Task statement:
Report only the number of lines that contain the string "window" in the records below.

Records for this task:
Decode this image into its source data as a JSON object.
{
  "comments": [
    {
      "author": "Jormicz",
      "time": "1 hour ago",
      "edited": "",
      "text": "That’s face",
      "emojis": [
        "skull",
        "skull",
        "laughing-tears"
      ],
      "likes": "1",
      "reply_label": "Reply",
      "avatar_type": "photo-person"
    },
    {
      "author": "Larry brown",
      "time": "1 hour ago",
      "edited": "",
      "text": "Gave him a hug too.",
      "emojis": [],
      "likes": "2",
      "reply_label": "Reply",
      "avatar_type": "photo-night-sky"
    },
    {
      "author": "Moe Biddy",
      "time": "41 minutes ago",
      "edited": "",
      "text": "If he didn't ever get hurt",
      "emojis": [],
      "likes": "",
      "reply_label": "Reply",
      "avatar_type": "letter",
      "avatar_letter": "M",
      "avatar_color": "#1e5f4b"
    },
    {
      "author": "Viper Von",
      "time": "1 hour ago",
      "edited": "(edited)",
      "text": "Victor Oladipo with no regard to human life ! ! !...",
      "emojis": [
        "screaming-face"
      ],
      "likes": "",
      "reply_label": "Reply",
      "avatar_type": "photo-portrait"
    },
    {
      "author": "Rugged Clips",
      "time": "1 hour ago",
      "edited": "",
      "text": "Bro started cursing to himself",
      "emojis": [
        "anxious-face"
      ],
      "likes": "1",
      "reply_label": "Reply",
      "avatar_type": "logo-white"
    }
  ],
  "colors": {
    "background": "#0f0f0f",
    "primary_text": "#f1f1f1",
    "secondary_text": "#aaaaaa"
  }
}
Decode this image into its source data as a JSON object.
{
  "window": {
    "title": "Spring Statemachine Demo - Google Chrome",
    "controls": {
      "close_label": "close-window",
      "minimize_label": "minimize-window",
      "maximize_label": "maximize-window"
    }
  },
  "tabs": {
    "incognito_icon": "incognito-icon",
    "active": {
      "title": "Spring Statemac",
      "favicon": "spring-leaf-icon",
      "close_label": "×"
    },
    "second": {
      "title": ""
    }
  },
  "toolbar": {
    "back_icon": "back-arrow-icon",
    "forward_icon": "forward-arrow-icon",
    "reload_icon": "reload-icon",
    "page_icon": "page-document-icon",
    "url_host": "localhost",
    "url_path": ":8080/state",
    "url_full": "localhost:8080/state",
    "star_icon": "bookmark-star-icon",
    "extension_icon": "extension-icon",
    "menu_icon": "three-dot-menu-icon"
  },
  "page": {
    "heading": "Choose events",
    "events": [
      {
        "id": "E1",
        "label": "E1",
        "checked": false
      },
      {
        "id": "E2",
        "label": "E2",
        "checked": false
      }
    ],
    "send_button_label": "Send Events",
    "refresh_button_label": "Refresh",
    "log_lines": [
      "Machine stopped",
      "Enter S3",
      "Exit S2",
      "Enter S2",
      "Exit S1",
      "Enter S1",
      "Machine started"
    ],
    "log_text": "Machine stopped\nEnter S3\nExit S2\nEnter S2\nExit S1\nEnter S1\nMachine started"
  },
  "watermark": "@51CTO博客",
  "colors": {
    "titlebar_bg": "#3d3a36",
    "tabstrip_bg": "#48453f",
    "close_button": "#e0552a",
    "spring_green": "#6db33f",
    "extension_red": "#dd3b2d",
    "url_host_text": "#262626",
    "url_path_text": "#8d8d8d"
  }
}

Task result:
4